Exercise goal
Down to the last character, repeat the entries beneath this task.

App and web page records
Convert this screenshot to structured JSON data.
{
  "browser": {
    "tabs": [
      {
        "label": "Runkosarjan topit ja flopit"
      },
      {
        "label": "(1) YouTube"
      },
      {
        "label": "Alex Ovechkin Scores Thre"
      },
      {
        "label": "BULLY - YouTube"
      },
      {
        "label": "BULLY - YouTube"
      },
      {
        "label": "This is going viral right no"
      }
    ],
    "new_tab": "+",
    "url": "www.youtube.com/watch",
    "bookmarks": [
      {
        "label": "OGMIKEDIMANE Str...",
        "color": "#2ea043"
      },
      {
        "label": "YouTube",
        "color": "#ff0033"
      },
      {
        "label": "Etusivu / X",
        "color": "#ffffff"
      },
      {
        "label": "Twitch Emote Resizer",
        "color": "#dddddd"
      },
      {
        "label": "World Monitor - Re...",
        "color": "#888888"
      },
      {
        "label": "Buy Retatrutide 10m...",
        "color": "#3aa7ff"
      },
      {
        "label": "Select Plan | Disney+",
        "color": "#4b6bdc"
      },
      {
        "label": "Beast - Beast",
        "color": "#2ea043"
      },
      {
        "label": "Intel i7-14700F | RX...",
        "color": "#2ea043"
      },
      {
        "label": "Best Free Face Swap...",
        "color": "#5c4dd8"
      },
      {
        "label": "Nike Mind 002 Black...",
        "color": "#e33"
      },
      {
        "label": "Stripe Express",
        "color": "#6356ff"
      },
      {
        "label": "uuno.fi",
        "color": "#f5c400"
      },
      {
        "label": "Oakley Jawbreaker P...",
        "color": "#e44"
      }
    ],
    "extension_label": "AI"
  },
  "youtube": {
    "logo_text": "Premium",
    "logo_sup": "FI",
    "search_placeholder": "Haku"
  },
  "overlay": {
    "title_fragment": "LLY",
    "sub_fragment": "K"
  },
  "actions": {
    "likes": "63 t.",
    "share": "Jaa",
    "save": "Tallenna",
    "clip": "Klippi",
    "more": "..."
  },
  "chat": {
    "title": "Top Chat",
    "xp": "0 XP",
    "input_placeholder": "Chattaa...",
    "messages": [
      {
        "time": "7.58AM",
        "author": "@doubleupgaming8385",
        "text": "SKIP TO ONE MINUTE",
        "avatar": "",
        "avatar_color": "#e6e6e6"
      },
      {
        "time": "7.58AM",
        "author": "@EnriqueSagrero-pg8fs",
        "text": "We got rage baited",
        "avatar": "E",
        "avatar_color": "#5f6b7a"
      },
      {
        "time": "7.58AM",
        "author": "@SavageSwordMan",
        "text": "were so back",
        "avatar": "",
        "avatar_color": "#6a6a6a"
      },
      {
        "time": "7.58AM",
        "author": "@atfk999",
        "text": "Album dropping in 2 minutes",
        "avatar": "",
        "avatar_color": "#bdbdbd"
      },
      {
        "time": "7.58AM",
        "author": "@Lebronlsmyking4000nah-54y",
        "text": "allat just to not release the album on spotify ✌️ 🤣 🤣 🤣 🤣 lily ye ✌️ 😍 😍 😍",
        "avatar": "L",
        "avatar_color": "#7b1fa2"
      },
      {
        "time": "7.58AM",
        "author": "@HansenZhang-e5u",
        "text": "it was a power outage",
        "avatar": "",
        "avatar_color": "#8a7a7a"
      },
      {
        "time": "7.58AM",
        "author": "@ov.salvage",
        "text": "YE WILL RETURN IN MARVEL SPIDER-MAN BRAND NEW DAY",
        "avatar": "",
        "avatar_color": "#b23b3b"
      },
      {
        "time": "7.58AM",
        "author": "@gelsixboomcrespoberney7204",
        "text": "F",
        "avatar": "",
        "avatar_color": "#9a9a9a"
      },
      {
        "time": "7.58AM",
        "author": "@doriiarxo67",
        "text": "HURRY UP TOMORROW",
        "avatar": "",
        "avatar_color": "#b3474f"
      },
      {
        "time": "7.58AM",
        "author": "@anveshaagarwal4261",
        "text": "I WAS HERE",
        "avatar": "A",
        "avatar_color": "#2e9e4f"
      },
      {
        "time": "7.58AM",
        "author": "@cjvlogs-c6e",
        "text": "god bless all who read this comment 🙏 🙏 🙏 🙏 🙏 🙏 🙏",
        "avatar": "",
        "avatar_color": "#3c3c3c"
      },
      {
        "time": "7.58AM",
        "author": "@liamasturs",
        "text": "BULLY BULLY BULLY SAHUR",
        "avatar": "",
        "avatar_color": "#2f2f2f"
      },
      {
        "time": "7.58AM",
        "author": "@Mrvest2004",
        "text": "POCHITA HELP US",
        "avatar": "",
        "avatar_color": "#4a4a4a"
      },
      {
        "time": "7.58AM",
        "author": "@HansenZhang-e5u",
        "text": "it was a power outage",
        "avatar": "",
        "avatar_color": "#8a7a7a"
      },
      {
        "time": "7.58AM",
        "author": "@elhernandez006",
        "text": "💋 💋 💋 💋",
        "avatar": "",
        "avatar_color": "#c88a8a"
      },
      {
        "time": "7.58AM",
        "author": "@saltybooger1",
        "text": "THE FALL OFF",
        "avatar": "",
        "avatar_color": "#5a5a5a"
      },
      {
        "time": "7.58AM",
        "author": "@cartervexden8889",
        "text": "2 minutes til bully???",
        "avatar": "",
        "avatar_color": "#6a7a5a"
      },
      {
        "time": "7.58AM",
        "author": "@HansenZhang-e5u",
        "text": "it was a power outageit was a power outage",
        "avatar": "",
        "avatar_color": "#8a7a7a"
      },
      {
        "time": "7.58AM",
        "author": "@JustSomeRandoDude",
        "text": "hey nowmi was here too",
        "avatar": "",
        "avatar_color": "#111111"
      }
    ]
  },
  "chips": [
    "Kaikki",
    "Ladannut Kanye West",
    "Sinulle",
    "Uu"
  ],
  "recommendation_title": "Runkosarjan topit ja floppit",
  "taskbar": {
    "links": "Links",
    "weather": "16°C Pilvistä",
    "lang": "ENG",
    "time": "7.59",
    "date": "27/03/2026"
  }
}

Finished exercise
Convert this screenshot to structured JSON data.
{
  "browser": {
    "tabs": [
      {
        "label": "Runkosarjan topit ja flopit"
      },
      {
        "label": "(1) YouTube"
      },
      {
        "label": "Alex Ovechkin Scores Thre"
      },
      {
        "label": "BULLY - YouTube"
      },
      {
        "label": "BULLY - YouTube"
      },
      {
        "label": "This is going viral right no"
      }
    ],
    "new_tab": "+",
    "url": "www.youtube.com/watch",
    "bookmarks": [
      {
        "label": "OGMIKEDIMANE Str...",
        "color": "#2ea043"
      },
      {
        "label": "YouTube",
        "color": "#ff0033"
      },
      {
        "label": "Etusivu / X",
        "color": "#ffffff"
      },
      {
        "label": "Twitch Emote Resizer",
        "color": "#dddddd"
      },
      {
        "label": "World Monitor - Re...",
        "color": "#888888"
      },
      {
        "label": "Buy Retatrutide 10m...",
        "color": "#3aa7ff"
      },
      {
        "label": "Select Plan | Disney+",
        "color": "#4b6bdc"
      },
      {
        "label": "Beast - Beast",
        "color": "#2ea043"
      },
      {
        "label": "Intel i7-14700F | RX...",
        "color": "#2ea043"
      },
      {
        "label": "Best Free Face Swap...",
        "color": "#5c4dd8"
      },
      {
        "label": "Nike Mind 002 Black...",
        "color": "#e33"
      },
      {
        "label": "Stripe Express",
        "color": "#6356ff"
      },
      {
        "label": "uuno.fi",
        "color": "#f5c400"
      },
      {
        "label": "Oakley Jawbreaker P...",
        "color": "#e44"
      }
    ],
    "extension_label": "AI"
  },
  "youtube": {
    "logo_text": "Premium",
    "logo_sup": "FI",
    "search_placeholder": "Haku"
  },
  "overlay": {
    "title_fragment": "LLY",
    "sub_fragment": "K"
  },
  "actions": {
    "likes": "63 t.",
    "share": "Jaa",
    "save": "Tallenna",
    "clip": "Klippi",
    "more": "..."
  },
  "chat": {
    "title": "Top Chat",
    "xp": "0 XP",
    "input_placeholder": "Chattaa...",
    "messages": [
      {
        "time": "7.58AM",
        "author": "@doubleupgaming8385",
        "text": "SKIP TO ONE MINUTE",
        "avatar": "",
        "avatar_color": "#e6e6e6"
      },
      {
        "time": "7.58AM",
        "author": "@EnriqueSagrero-pg8fs",
        "text": "We got rage baited",
        "avatar": "E",
        "avatar_color": "#5f6b7a"
      },
      {
        "time": "7.58AM",
        "author": "@SavageSwordMan",
        "text": "were so back",
        "avatar": "",
        "avatar_color": "#6a6a6a"
      },
      {
        "time": "7.58AM",
        "author": "@atfk999",
        "text": "Album dropping in 2 minutes",
        "avatar": "",
        "avatar_color": "#bdbdbd"
      },
      {
        "time": "7.58AM",
        "author": "@Lebronlsmyking4000nah-54y",
        "text": "allat just to not release the album on spotify ✌️ 🤣 🤣 🤣 🤣 lily ye ✌️ 😍 😍 😍",
        "avatar": "L",
        "avatar_color": "#7b1fa2"
      },
      {
        "time": "7.58AM",
        "author": "@HansenZhang-e5u",
        "text": "it was a power outage",
        "avatar": "",
        "avatar_color": "#8a7a7a"
      },
      {
        "time": "7.58AM",
        "author": "@ov.salvage",
        "text": "YE WILL RETURN IN MARVEL SPIDER-MAN BRAND NEW DAY",
        "avatar": "",
        "avatar_color": "#b23b3b"
      },
      {
        "time": "7.58AM",
        "author": "@gelsixboomcrespoberney7204",
        "text": "F",
        "avatar": "",
        "avatar_color": "#9a9a9a"
      },
      {
        "time": "7.58AM",
        "author": "@doriiarxo67",
        "text": "HURRY UP TOMORROW",
        "avatar": "",
        "avatar_color": "#b3474f"
      },
      {
        "time": "7.58AM",
        "author": "@anveshaagarwal4261",
        "text": "I WAS HERE",
        "avatar": "A",
        "avatar_color": "#2e9e4f"
      },
      {
        "time": "7.58AM",
        "author": "@cjvlogs-c6e",
        "text": "god bless all who read this comment 🙏 🙏 🙏 🙏 🙏 🙏 🙏",
        "avatar": "",
        "avatar_color": "#3c3c3c"
      },
      {
        "time": "7.58AM",
        "author": "@liamasturs",
        "text": "BULLY BULLY BULLY SAHUR",
        "avatar": "",
        "avatar_color": "#2f2f2f"
      },
      {
        "time": "7.58AM",
        "author": "@Mrvest2004",
        "text": "POCHITA HELP US",
        "avatar": "",
        "avatar_color": "#4a4a4a"
      },
      {
        "time": "7.58AM",
        "author": "@HansenZhang-e5u",
        "text": "it was a power outage",
        "avatar": "",
        "avatar_color": "#8a7a7a"
      },
      {
        "time": "7.58AM",
        "author": "@elhernandez006",
        "text": "💋 💋 💋 💋",
        "avatar": "",
        "avatar_color": "#c88a8a"
      },
      {
        "time": "7.58AM",
        "author": "@saltybooger1",
        "text": "THE FALL OFF",
        "avatar": "",
        "avatar_color": "#5a5a5a"
      },
      {
        "time": "7.58AM",
        "author": "@cartervexden8889",
        "text": "2 minutes til bully???",
        "avatar": "",
        "avatar_color": "#6a7a5a"
      },
      {
        "time": "7.58AM",
        "author": "@HansenZhang-e5u",
        "text": "it was a power outageit was a power outage",
        "avatar": "",
        "avatar_color": "#8a7a7a"
      },
      {
        "time": "7.58AM",
        "author": "@JustSomeRandoDude",
        "text": "hey nowmi was here too",
        "avatar": "",
        "avatar_color": "#111111"
      }
    ]
  },
  "chips": [
    "Kaikki",
    "Ladannut Kanye West",
    "Sinulle",
    "Uu"
  ],
  "recommendation_title": "Runkosarjan topit ja floppit",
  "taskbar": {
    "links": "Links",
    "weather": "16°C Pilvistä",
    "lang": "ENG",
    "time": "7.59",
    "date": "27/03/2026"
  }
}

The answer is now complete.